__Task brief__:
Look through the entries below and report every line that has "label".

__Supplied material__:
════════════════════

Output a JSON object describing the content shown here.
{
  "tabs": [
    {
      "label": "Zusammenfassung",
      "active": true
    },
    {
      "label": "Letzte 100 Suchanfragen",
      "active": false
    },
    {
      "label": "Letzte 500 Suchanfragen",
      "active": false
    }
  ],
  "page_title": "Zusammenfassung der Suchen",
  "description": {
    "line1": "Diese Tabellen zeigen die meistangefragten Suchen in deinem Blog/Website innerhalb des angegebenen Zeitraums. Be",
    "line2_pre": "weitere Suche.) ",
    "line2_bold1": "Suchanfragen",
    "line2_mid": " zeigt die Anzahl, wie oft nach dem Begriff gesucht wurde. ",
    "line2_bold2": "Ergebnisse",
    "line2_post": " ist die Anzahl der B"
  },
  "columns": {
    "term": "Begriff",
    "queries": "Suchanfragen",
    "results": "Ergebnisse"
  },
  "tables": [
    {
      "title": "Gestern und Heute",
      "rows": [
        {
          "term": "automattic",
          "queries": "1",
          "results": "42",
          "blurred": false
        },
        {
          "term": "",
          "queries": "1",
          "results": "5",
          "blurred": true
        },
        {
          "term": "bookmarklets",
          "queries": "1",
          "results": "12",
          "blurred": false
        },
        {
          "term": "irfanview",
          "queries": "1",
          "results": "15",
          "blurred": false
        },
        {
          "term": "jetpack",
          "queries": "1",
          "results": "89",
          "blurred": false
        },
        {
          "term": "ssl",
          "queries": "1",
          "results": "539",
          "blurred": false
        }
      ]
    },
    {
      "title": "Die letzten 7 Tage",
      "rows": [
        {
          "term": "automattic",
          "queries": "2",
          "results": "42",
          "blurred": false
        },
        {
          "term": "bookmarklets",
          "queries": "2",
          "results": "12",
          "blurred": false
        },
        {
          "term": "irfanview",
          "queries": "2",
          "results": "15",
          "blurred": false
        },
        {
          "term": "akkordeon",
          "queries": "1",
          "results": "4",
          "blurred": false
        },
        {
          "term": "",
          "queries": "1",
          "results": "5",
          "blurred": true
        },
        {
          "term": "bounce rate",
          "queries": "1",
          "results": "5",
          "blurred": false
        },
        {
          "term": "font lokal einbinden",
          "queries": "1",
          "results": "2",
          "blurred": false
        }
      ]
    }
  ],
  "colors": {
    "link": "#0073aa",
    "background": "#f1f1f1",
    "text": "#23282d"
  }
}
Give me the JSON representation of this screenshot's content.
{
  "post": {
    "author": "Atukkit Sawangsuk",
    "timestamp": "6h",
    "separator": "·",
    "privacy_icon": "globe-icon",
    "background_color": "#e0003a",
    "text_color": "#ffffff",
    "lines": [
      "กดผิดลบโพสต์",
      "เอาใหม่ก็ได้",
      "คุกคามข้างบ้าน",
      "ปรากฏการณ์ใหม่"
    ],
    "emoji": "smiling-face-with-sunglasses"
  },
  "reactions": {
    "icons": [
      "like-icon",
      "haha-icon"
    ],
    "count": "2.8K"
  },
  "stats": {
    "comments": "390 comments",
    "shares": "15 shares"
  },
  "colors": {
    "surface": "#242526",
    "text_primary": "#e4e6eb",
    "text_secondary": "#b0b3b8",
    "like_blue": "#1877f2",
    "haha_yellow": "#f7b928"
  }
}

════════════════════

__Answer below__:
      "label": "Zusammenfassung",
      "label": "Letzte 100 Suchanfragen",
      "label": "Letzte 500 Suchanfragen",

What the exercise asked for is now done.